      // 0101 | 0111 is 0111 = 7 in decimal
      System.out.println("x | y : " + (x | y));
      // 0101 ^ 0111 is 0010 = 2 in decimal
      System.out.println("x ^ y : " + (x ^ y));
      // ~0101 compliment is 1010 = -6
      System.out.println("~x : " + (~x));
   }
}


Output:

x & y : 5
x | y : 7
x ^ y : 2
~x : -6


Ternary operator in java

Ternary operator (conditional operator) decides which value must be assigned to variable based on condition or expression.

This operator is shorthand for if-then-else statement.

Syntax:

variable = (condition/expression1) ? expression2 if true : expression3 if false

Let’s see an example on ternary operator in java.

public class TernaryOperatorDemo
{
   public static void main(String[] args)
   {
      int a = 50, b = 500, bigger;
      System.out.println("First number: " + a);
      System.out.println("Second number: " + b);
      bigger = (a > b) ? a : b;
      System.out.println("Bigger number is = " + bigger);
   }
}


Output:

First number: 50
Second number: 500
Maximum is = 500


Assignment operators in java

Assignment operators in java are used to assign some value to variable. It has a combination of left and right.

That is, value on left hand side of assignment operator is assigned to variable on right hence left hand side value should be declared before using it.

Here is the list of assignment operators,
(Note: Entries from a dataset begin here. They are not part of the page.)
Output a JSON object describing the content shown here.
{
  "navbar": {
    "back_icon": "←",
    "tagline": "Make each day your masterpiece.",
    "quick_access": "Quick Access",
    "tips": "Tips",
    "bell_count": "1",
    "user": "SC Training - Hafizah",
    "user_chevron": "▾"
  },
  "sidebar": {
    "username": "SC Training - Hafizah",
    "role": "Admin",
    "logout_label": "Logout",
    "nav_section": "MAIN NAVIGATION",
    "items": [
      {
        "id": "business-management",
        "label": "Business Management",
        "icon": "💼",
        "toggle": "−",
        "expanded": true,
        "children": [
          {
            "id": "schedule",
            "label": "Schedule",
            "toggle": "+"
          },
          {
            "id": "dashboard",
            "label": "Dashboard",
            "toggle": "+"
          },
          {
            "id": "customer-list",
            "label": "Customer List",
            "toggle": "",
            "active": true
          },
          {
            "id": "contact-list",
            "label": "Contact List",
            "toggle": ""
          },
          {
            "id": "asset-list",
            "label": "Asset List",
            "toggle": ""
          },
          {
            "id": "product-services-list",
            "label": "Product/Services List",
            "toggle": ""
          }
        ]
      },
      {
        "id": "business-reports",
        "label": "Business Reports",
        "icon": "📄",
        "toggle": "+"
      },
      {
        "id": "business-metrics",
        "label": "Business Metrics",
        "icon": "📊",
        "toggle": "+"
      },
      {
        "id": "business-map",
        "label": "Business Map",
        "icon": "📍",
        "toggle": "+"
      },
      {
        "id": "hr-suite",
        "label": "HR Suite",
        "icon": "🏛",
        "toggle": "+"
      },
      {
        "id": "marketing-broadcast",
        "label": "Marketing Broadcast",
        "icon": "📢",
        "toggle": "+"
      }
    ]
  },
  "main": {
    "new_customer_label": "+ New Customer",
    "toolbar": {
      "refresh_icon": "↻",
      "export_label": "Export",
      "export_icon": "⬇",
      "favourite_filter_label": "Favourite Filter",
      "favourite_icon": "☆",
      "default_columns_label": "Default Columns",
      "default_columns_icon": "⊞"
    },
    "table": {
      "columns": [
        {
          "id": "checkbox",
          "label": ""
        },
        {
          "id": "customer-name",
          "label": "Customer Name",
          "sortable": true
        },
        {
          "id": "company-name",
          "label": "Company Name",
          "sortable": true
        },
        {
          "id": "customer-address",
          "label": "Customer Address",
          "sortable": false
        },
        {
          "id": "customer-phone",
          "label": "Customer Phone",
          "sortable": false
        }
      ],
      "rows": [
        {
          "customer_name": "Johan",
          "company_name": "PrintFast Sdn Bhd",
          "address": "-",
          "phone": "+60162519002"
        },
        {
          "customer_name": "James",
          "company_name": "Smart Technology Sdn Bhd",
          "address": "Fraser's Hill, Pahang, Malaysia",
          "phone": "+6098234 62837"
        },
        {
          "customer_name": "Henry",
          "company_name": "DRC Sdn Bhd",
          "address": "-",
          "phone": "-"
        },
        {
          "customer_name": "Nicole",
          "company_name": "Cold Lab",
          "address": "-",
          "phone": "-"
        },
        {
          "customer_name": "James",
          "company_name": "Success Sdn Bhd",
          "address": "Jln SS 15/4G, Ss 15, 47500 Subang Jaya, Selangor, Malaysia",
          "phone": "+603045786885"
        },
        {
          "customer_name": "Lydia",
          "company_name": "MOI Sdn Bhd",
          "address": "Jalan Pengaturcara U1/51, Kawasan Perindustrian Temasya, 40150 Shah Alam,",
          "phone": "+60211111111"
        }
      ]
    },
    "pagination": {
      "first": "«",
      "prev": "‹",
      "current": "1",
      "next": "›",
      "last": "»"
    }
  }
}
  • (+=) : add left operand with right operand and assign it to variable on left. For example, a+= 1 is equal to a = a + 1.
  • (-=) : subtract left operand with right operand and assign it to variable on left. For example, a-= 1 is equal to a = a – 1.
  • (*=) : multiply left operand with right operand and assign it to variable on left. For example, a*= 1 is equal to a = a * 1.
  • (/=) : divide left operand with right operand and assign it to variable on left. For example, a/= 1 is equal to a = a / 1.
  • (%=) : assign modulo of left operand with right operand then assign to variable on left. For example, a%= 1 is equal to a = a % 1.

Let’s see java assignment operator with examples.

public class AssignmentOperatorDemo
{
   public static void main(String[] args)
   {
      int numOne = 60;
      int numTwo = 30;
      numTwo += numOne;
      System.out.println("(+=) : " + numTwo);
      numTwo -= numOne;
      System.out.println("(-=) : " + numTwo);
      numTwo *= numOne;
      System.out.println("(*=) : " + numTwo);
      numTwo /= numOne;
      System.out.println("(/=) : " + numTwo);
      numTwo %= numOne;
      System.out.println("(%=) : " + numTwo);
   }
}


Output:

(+=) : 90
(-=) : 30
(*=) : 1800
(/=) : 30
(%=) : 30


Now let’s see precedence of above discussed operators in java.

operators in java